Assignment: Leaving nothing out, print each line of the material exactly.

The records:
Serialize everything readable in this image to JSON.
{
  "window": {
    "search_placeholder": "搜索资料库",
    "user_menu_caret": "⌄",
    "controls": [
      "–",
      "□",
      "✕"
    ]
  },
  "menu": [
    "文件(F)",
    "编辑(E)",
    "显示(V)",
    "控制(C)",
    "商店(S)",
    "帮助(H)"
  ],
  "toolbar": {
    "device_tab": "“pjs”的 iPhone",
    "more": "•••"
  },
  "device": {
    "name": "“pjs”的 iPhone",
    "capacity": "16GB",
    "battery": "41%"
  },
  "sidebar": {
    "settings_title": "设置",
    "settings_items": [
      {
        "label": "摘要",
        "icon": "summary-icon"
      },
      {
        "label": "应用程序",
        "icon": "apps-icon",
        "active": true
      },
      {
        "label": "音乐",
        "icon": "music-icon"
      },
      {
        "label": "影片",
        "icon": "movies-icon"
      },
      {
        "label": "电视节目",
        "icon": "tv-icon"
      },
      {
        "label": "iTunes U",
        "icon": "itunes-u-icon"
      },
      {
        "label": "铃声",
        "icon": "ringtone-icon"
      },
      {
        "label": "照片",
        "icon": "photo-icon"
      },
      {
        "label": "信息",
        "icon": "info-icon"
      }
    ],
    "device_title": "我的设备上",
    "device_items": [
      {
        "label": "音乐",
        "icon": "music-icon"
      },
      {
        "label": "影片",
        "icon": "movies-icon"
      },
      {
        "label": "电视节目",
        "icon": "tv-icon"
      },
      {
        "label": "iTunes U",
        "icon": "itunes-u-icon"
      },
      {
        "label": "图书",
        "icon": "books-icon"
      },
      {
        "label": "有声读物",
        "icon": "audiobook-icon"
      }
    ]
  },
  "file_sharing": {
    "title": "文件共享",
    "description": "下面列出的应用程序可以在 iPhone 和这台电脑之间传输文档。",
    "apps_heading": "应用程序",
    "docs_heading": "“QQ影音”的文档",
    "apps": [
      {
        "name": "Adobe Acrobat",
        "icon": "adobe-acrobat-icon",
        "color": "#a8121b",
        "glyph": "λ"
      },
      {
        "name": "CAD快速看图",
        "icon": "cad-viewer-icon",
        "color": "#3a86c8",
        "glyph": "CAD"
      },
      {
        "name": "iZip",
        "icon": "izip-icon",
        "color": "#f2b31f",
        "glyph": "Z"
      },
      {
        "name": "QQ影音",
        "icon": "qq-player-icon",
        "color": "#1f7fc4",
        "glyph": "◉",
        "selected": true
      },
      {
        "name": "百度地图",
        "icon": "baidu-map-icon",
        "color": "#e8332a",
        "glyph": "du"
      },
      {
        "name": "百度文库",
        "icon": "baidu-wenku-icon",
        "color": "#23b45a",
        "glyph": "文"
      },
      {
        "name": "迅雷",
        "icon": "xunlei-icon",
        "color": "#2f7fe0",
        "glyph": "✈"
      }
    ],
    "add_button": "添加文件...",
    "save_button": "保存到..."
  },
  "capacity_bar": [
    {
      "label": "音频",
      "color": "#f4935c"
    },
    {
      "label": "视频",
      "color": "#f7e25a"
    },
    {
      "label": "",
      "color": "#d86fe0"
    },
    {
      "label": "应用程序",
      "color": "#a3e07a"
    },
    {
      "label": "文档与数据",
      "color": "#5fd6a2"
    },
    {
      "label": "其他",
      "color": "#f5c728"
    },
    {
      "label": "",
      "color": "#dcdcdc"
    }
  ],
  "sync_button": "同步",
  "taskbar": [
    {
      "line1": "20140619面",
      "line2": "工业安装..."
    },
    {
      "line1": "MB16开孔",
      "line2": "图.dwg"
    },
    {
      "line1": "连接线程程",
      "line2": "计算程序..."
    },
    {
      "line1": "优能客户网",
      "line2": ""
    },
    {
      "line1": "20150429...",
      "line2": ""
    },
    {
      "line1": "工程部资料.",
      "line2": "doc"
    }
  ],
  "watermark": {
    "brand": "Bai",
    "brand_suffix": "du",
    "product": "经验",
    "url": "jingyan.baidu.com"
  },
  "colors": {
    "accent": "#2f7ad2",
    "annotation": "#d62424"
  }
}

Task output:
Serialize everything readable in this image to JSON.
{
  "window": {
    "search_placeholder": "搜索资料库",
    "user_menu_caret": "⌄",
    "controls": [
      "–",
      "□",
      "✕"
    ]
  },
  "menu": [
    "文件(F)",
    "编辑(E)",
    "显示(V)",
    "控制(C)",
    "商店(S)",
    "帮助(H)"
  ],
  "toolbar": {
    "device_tab": "“pjs”的 iPhone",
    "more": "•••"
  },
  "device": {
    "name": "“pjs”的 iPhone",
    "capacity": "16GB",
    "battery": "41%"
  },
  "sidebar": {
    "settings_title": "设置",
    "settings_items": [
      {
        "label": "摘要",
        "icon": "summary-icon"
      },
      {
        "label": "应用程序",
        "icon": "apps-icon",
        "active": true
      },
      {
        "label": "音乐",
        "icon": "music-icon"
      },
      {
        "label": "影片",
        "icon": "movies-icon"
      },
      {
        "label": "电视节目",
        "icon": "tv-icon"
      },
      {
        "label": "iTunes U",
        "icon": "itunes-u-icon"
      },
      {
        "label": "铃声",
        "icon": "ringtone-icon"
      },
      {
        "label": "照片",
        "icon": "photo-icon"
      },
      {
        "label": "信息",
        "icon": "info-icon"
      }
    ],
    "device_title": "我的设备上",
    "device_items": [
      {
        "label": "音乐",
        "icon": "music-icon"
      },
      {
        "label": "影片",
        "icon": "movies-icon"
      },
      {
        "label": "电视节目",
        "icon": "tv-icon"
      },
      {
        "label": "iTunes U",
        "icon": "itunes-u-icon"
      },
      {
        "label": "图书",
        "icon": "books-icon"
      },
      {
        "label": "有声读物",
        "icon": "audiobook-icon"
      }
    ]
  },
  "file_sharing": {
    "title": "文件共享",
    "description": "下面列出的应用程序可以在 iPhone 和这台电脑之间传输文档。",
    "apps_heading": "应用程序",
    "docs_heading": "“QQ影音”的文档",
    "apps": [
      {
        "name": "Adobe Acrobat",
        "icon": "adobe-acrobat-icon",
        "color": "#a8121b",
        "glyph": "λ"
      },
      {
        "name": "CAD快速看图",
        "icon": "cad-viewer-icon",
        "color": "#3a86c8",
        "glyph": "CAD"
      },
      {
        "name": "iZip",
        "icon": "izip-icon",
        "color": "#f2b31f",
        "glyph": "Z"
      },
      {
        "name": "QQ影音",
        "icon": "qq-player-icon",
        "color": "#1f7fc4",
        "glyph": "◉",
        "selected": true
      },
      {
        "name": "百度地图",
        "icon": "baidu-map-icon",
        "color": "#e8332a",
        "glyph": "du"
      },
      {
        "name": "百度文库",
        "icon": "baidu-wenku-icon",
        "color": "#23b45a",
        "glyph": "文"
      },
      {
        "name": "迅雷",
        "icon": "xunlei-icon",
        "color": "#2f7fe0",
        "glyph": "✈"
      }
    ],
    "add_button": "添加文件...",
    "save_button": "保存到..."
  },
  "capacity_bar": [
    {
      "label": "音频",
      "color": "#f4935c"
    },
    {
      "label": "视频",
      "color": "#f7e25a"
    },
    {
      "label": "",
      "color": "#d86fe0"
    },
    {
      "label": "应用程序",
      "color": "#a3e07a"
    },
    {
      "label": "文档与数据",
      "color": "#5fd6a2"
    },
    {
      "label": "其他",
      "color": "#f5c728"
    },
    {
      "label": "",
      "color": "#dcdcdc"
    }
  ],
  "sync_button": "同步",
  "taskbar": [
    {
      "line1": "20140619面",
      "line2": "工业安装..."
    },
    {
      "line1": "MB16开孔",
      "line2": "图.dwg"
    },
    {
      "line1": "连接线程程",
      "line2": "计算程序..."
    },
    {
      "line1": "优能客户网",
      "line2": ""
    },
    {
      "line1": "20150429...",
      "line2": ""
    },
    {
      "line1": "工程部资料.",
      "line2": "doc"
    }
  ],
  "watermark": {
    "brand": "Bai",
    "brand_suffix": "du",
    "product": "经验",
    "url": "jingyan.baidu.com"
  },
  "colors": {
    "accent": "#2f7ad2",
    "annotation": "#d62424"
  }
}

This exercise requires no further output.